A makeshift group of Brunswick Uniting Church members were recently asked to follow their art and ended up somewhere unexpected.
Led by the congregation’s arts convenor Ann Soo and local artist Priscilla Manthey, the group consisted of people with little or no art training as well as accomplished artists trying their hand at collage.
Together the makeshift ensemble engaged in composition, colour and design, using a variety of themes (such as surrealism) and artists (such as Henri Matisse) for inspiration.
But it soon became apparent the collaborative effort was more than just putting things on paper – some participants found it therapeutic.
Priscilla said she witnessed many new friendships forged during the six-week project and, in some instances, episodes of personal healing.
“When your thoughts get trapped and go round and round it can be distressing,” she said.
“This kind of work allows people to put a different thought process in their mind which lifts a weight off their shoulders.”
Ann said the project, which ran over the 2018-2019 summer holiday break, encouraged a sense of connectedness and community.
“It is about what art can offer in terms of communication between people and how we begin to bond together in that space,” she said.
“It really doesn’t depend on people’s backgrounds or what their history has been, art is so universal.”
Christina Rowntree, Theology and Arts Ministry at UCA Synod of Victoria and Tasmania, hopes other congregations will follow Brunswick Uniting Church’s lead.
“Not only have they made interesting and fascinating art, but the stories of people coming together sharing lives, sharing faith, sharing illness, sickness has really been significant,” she said.
Priscilla said she chose collage so that people from all skill levels could participate.
“It’s an incredibly generous medium because the very beginner can go in and come out at the end with a piece of paper that has a level of accomplishment to it,” she said.
“It’s really just cut and stick.”
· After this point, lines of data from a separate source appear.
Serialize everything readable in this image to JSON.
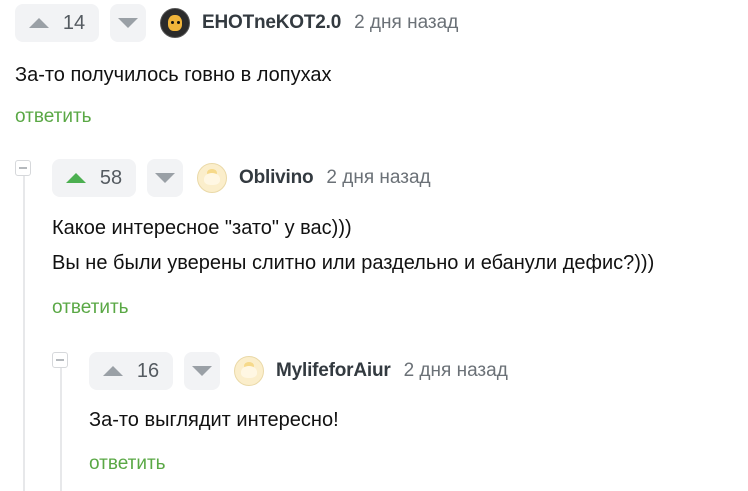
{
  "comments": [
    {
      "score": "14",
      "author": "EHOTneKOT2.0",
      "time": "2 дня назад",
      "lines": [
        "За-то получилось говно в лопухах"
      ],
      "reply_label": "ответить"
    },
    {
      "score": "58",
      "author": "Oblivino",
      "time": "2 дня назад",
      "lines": [
        "Какое интересное \"зато\" у вас)))",
        "Вы не были уверены слитно или раздельно и ебанули дефис?)))"
      ],
      "reply_label": "ответить"
    },
    {
      "score": "16",
      "author": "MylifeforAiur",
      "time": "2 дня назад",
      "lines": [
        "За-то выглядит интересно!"
      ],
      "reply_label": "ответить"
    }
  ],
  "colors": {
    "upvote_active": "#4caf50",
    "reply_link": "#5aa845"
  },
  "icons": {
    "upvote": "triangle-up-icon",
    "downvote": "triangle-down-icon",
    "collapse": "minus-square-icon"
  }
}
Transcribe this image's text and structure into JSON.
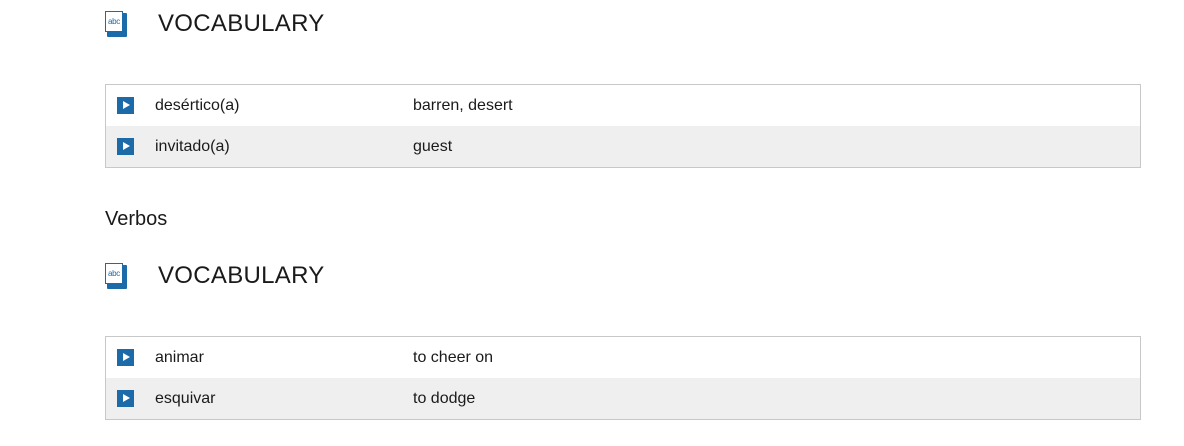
{
  "sections": [
    {
      "header": {
        "icon": "abc-book-icon",
        "icon_text": "abc",
        "title": "VOCABULARY"
      },
      "rows": [
        {
          "term": "desértico(a)",
          "translation": "barren, desert"
        },
        {
          "term": "invitado(a)",
          "translation": "guest"
        }
      ]
    },
    {
      "heading": "Verbos",
      "header": {
        "icon": "abc-book-icon",
        "icon_text": "abc",
        "title": "VOCABULARY"
      },
      "rows": [
        {
          "term": "animar",
          "translation": "to cheer on"
        },
        {
          "term": "esquivar",
          "translation": "to dodge"
        }
      ]
    }
  ],
  "colors": {
    "accent": "#1c6aa8",
    "row_alt": "#efefef",
    "border": "#c8c8c8"
  }
}
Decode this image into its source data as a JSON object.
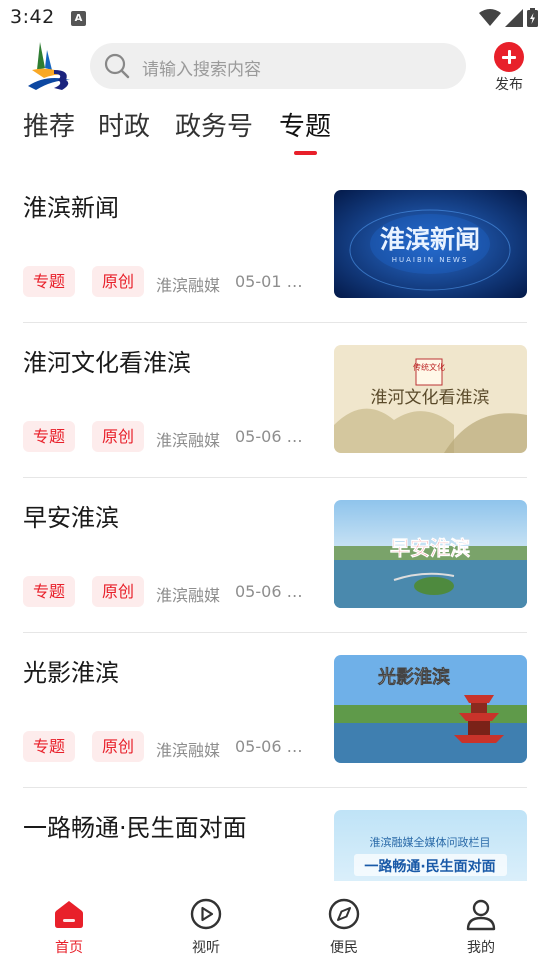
{
  "status_bar": {
    "time": "3:42"
  },
  "header": {
    "search_placeholder": "请输入搜索内容",
    "publish_label": "发布"
  },
  "tabs": [
    {
      "label": "推荐",
      "active": false
    },
    {
      "label": "时政",
      "active": false
    },
    {
      "label": "政务号",
      "active": false
    },
    {
      "label": "专题",
      "active": true
    }
  ],
  "news": [
    {
      "title": "淮滨新闻",
      "tags": [
        "专题",
        "原创"
      ],
      "source": "淮滨融媒",
      "time": "05-01 0...",
      "thumb_text": "淮滨新闻",
      "thumb_subtext": "HUAIBIN NEWS"
    },
    {
      "title": "淮河文化看淮滨",
      "tags": [
        "专题",
        "原创"
      ],
      "source": "淮滨融媒",
      "time": "05-06 1...",
      "thumb_text": "淮河文化看淮滨",
      "thumb_subtext": "传统文化"
    },
    {
      "title": "早安淮滨",
      "tags": [
        "专题",
        "原创"
      ],
      "source": "淮滨融媒",
      "time": "05-06 1...",
      "thumb_text": "早安淮滨",
      "thumb_subtext": ""
    },
    {
      "title": "光影淮滨",
      "tags": [
        "专题",
        "原创"
      ],
      "source": "淮滨融媒",
      "time": "05-06 1...",
      "thumb_text": "光影淮滨",
      "thumb_subtext": ""
    },
    {
      "title": "一路畅通·民生面对面",
      "tags": [],
      "source": "",
      "time": "",
      "thumb_text": "一路畅通·民生面对面",
      "thumb_subtext": "淮滨融媒全媒体问政栏目"
    }
  ],
  "bottom_nav": [
    {
      "label": "首页",
      "icon": "home-icon",
      "active": true
    },
    {
      "label": "视听",
      "icon": "play-icon",
      "active": false
    },
    {
      "label": "便民",
      "icon": "compass-icon",
      "active": false
    },
    {
      "label": "我的",
      "icon": "user-icon",
      "active": false
    }
  ],
  "colors": {
    "accent": "#e8202a",
    "tag_bg": "#fdecec"
  }
}
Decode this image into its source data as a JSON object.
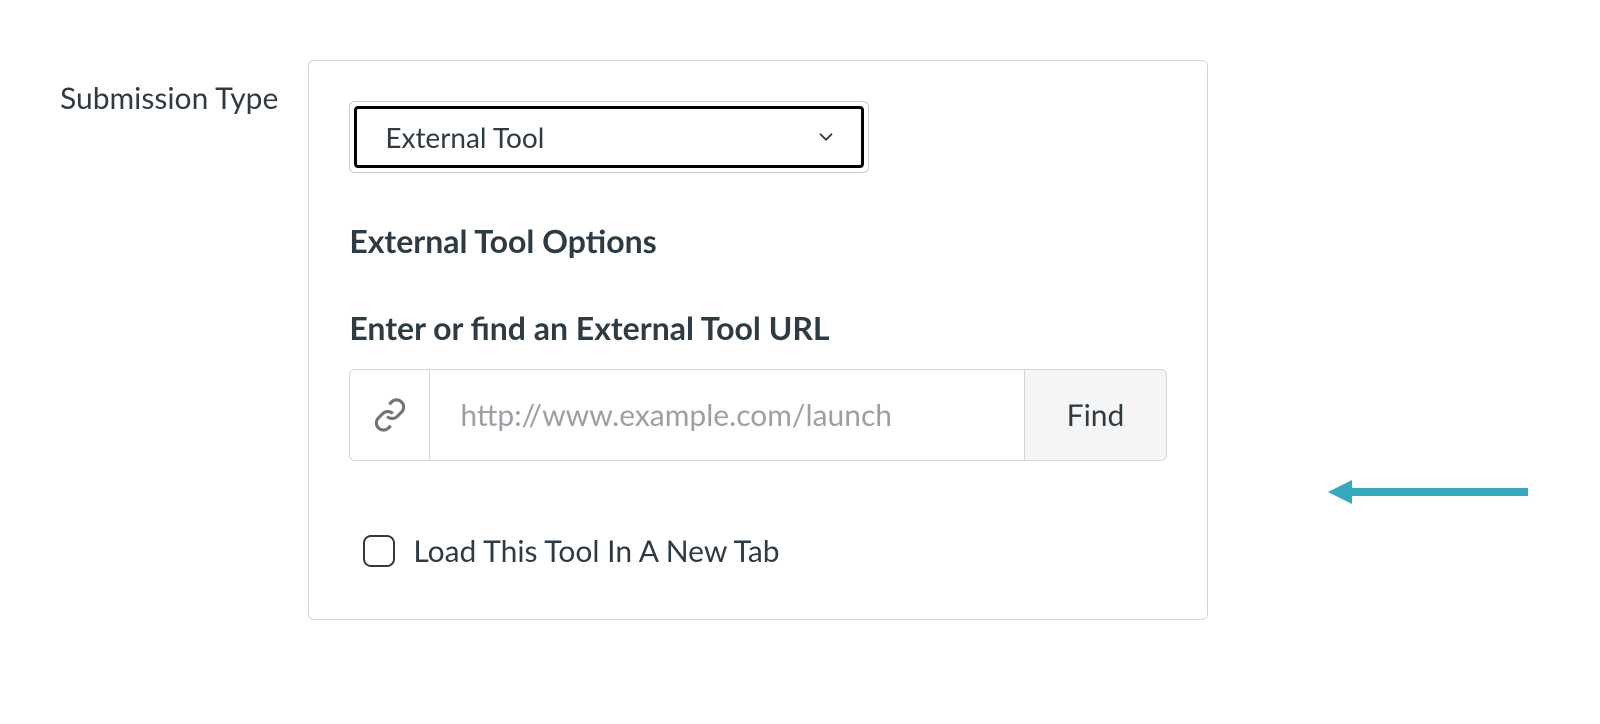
{
  "field_label": "Submission Type",
  "submission_type_select": {
    "value": "External Tool"
  },
  "section_heading": "External Tool Options",
  "url_section": {
    "heading": "Enter or find an External Tool URL",
    "placeholder": "http://www.example.com/launch",
    "value": "",
    "find_button_label": "Find"
  },
  "load_new_tab": {
    "label": "Load This Tool In A New Tab",
    "checked": false
  },
  "colors": {
    "accent_arrow": "#36a9bf"
  }
}
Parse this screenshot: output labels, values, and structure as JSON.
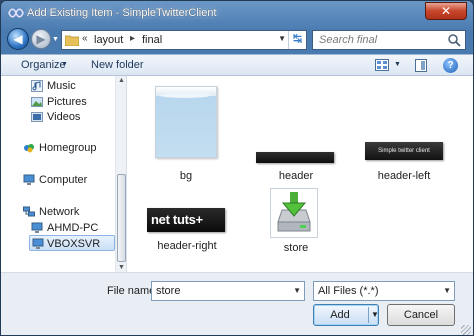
{
  "window": {
    "title": "Add Existing Item - SimpleTwitterClient",
    "close_glyph": "✕"
  },
  "navigation": {
    "back_glyph": "◀",
    "forward_glyph": "▶",
    "path_prefix": "«",
    "path": [
      "layout",
      "final"
    ],
    "path_separator": "▸",
    "refresh_glyph": "↹",
    "search_placeholder": "Search final"
  },
  "toolbar": {
    "organize_label": "Organize",
    "new_folder_label": "New folder",
    "help_glyph": "?"
  },
  "sidebar": {
    "items": [
      {
        "label": "Music",
        "icon": "music-icon"
      },
      {
        "label": "Pictures",
        "icon": "pictures-icon"
      },
      {
        "label": "Videos",
        "icon": "videos-icon"
      },
      {
        "label": "Homegroup",
        "icon": "homegroup-icon"
      },
      {
        "label": "Computer",
        "icon": "computer-icon"
      },
      {
        "label": "Network",
        "icon": "network-icon"
      },
      {
        "label": "AHMD-PC",
        "icon": "computer-icon"
      },
      {
        "label": "VBOXSVR",
        "icon": "computer-icon",
        "selected": true
      }
    ]
  },
  "files": [
    {
      "name": "bg",
      "icon": "image-thumbnail"
    },
    {
      "name": "header",
      "icon": "image-thumbnail"
    },
    {
      "name": "header-left",
      "icon": "image-thumbnail",
      "thumb_text": "Simple twitter client"
    },
    {
      "name": "header-right",
      "icon": "image-thumbnail",
      "thumb_text": "net tuts+"
    },
    {
      "name": "store",
      "icon": "drive-download-icon"
    }
  ],
  "bottom": {
    "file_name_label": "File name:",
    "file_name_value": "store",
    "filter_value": "All Files (*.*)",
    "add_label": "Add",
    "cancel_label": "Cancel"
  },
  "colors": {
    "title_bar": "#4a7bb0",
    "accent": "#3c7fb1",
    "selection": "#c9dff7"
  }
}
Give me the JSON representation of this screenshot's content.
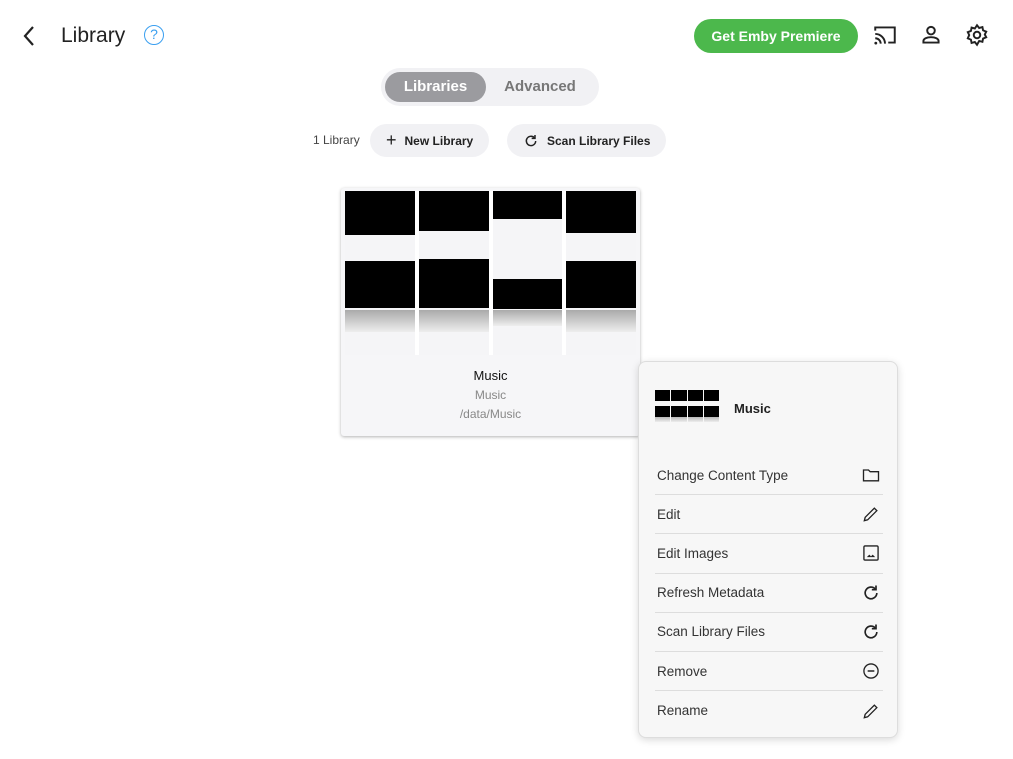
{
  "header": {
    "title": "Library",
    "help": "?",
    "premiere_label": "Get Emby Premiere"
  },
  "tabs": [
    {
      "label": "Libraries",
      "active": true
    },
    {
      "label": "Advanced",
      "active": false
    }
  ],
  "toolbar": {
    "count": "1 Library",
    "new_library": "New Library",
    "scan": "Scan Library Files"
  },
  "card": {
    "name": "Music",
    "type": "Music",
    "path": "/data/Music"
  },
  "menu": {
    "title": "Music",
    "items": [
      {
        "label": "Change Content Type",
        "icon": "folder-icon"
      },
      {
        "label": "Edit",
        "icon": "pencil-icon"
      },
      {
        "label": "Edit Images",
        "icon": "image-icon"
      },
      {
        "label": "Refresh Metadata",
        "icon": "refresh-icon"
      },
      {
        "label": "Scan Library Files",
        "icon": "refresh-icon"
      },
      {
        "label": "Remove",
        "icon": "remove-circle-icon"
      },
      {
        "label": "Rename",
        "icon": "pencil-icon"
      }
    ]
  },
  "colors": {
    "premiere": "#4cb84c",
    "help": "#3a9ff0"
  }
}
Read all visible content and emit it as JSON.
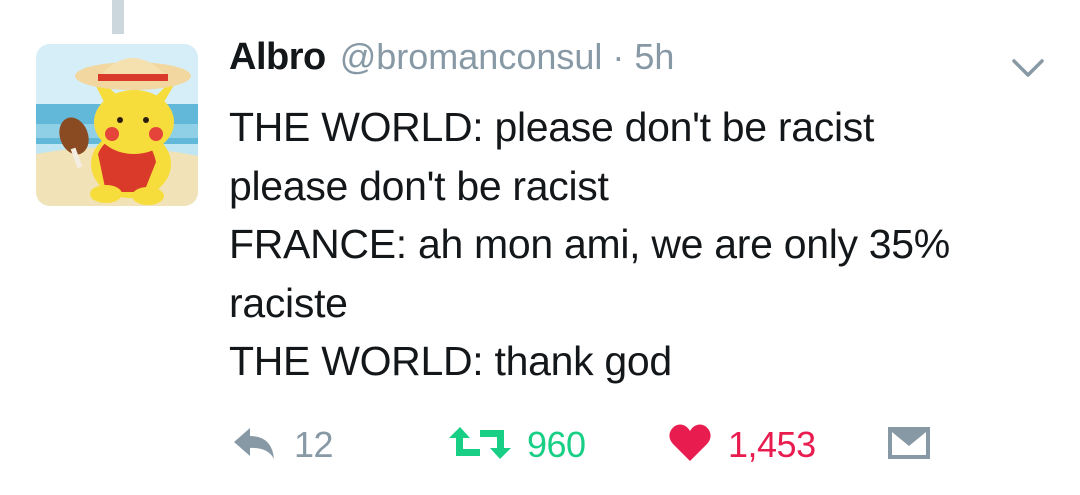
{
  "tweet": {
    "display_name": "Albro",
    "handle": "@bromanconsul",
    "separator": "·",
    "time": "5h",
    "lines": [
      "THE WORLD: please don't be racist",
      "please don't be racist",
      "FRANCE: ah mon ami, we are only 35%",
      "raciste",
      "THE WORLD: thank god"
    ]
  },
  "actions": {
    "reply_count": "12",
    "retweet_count": "960",
    "like_count": "1,453"
  },
  "icons": {
    "reply": "reply-icon",
    "retweet": "retweet-icon",
    "like": "heart-icon",
    "message": "direct-message-icon",
    "menu": "chevron-down-icon"
  },
  "colors": {
    "name": "#14171a",
    "secondary": "#8899a6",
    "retweet": "#19cf86",
    "like": "#e81c4f"
  }
}
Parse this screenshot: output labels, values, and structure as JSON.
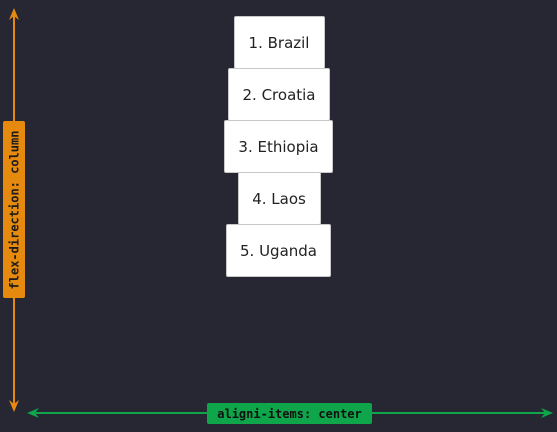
{
  "items": [
    {
      "label": "1. Brazil"
    },
    {
      "label": "2. Croatia"
    },
    {
      "label": "3. Ethiopia"
    },
    {
      "label": "4. Laos"
    },
    {
      "label": "5. Uganda"
    }
  ],
  "axis_labels": {
    "vertical": "flex-direction: column",
    "horizontal": "aligni-items: center"
  },
  "colors": {
    "background": "#272733",
    "item_background": "#ffffff",
    "vertical_arrow": "#e58a0f",
    "horizontal_arrow": "#0fa54a"
  }
}
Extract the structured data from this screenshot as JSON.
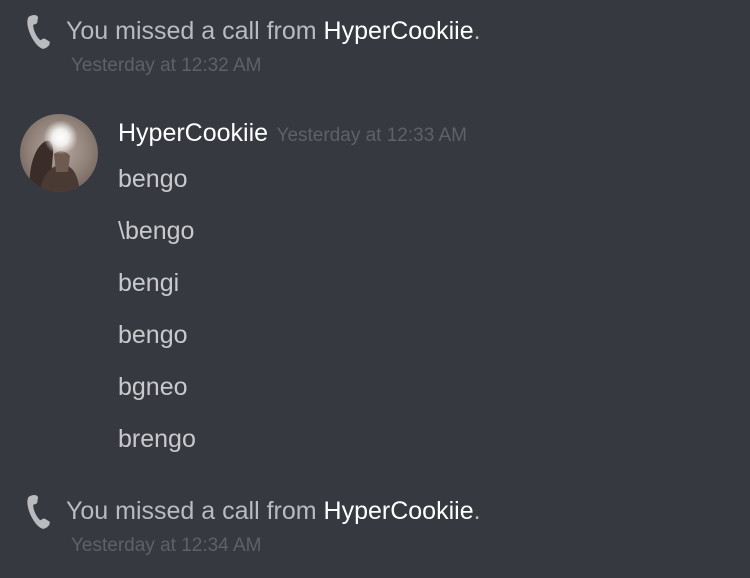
{
  "system_messages": [
    {
      "prefix": "You missed a call from ",
      "user": "HyperCookiie",
      "suffix": ".",
      "timestamp": "Yesterday at 12:32 AM",
      "icon": "phone-icon"
    },
    {
      "prefix": "You missed a call from ",
      "user": "HyperCookiie",
      "suffix": ".",
      "timestamp": "Yesterday at 12:34 AM",
      "icon": "phone-icon"
    }
  ],
  "message_group": {
    "username": "HyperCookiie",
    "timestamp": "Yesterday at 12:33 AM",
    "messages": [
      "bengo",
      "\\bengo",
      "bengi",
      "bengo",
      "bgneo",
      "brengo"
    ]
  },
  "colors": {
    "background": "#36393f",
    "username": "#ffffff",
    "timestamp": "#5e6167",
    "message_text": "#c8c9cc",
    "icon": "#b9bbbe"
  }
}
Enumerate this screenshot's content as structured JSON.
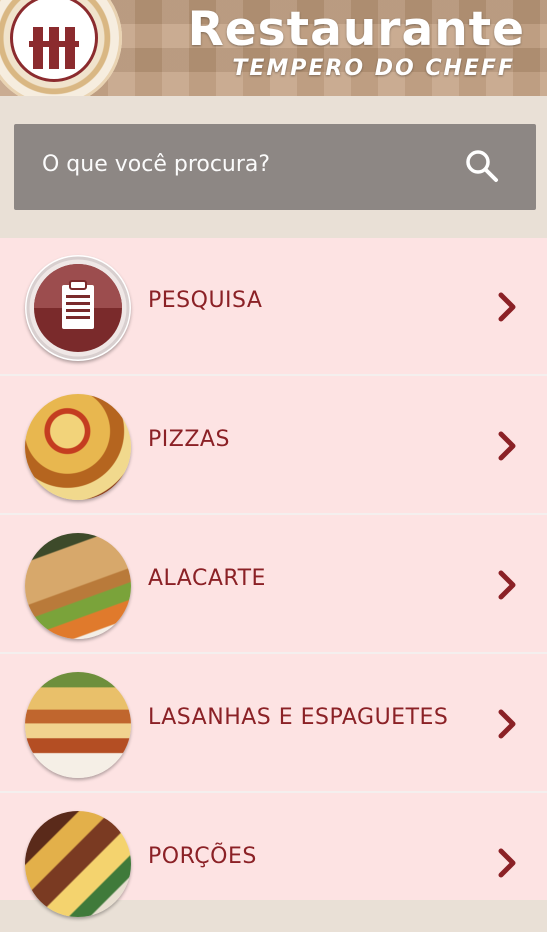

The artworks are currently on display at the Centre for Theology and Ministry, 29 College Cres, Parkville until 28 February. They will also be shown at Brunswick Uniting Church on 3 March.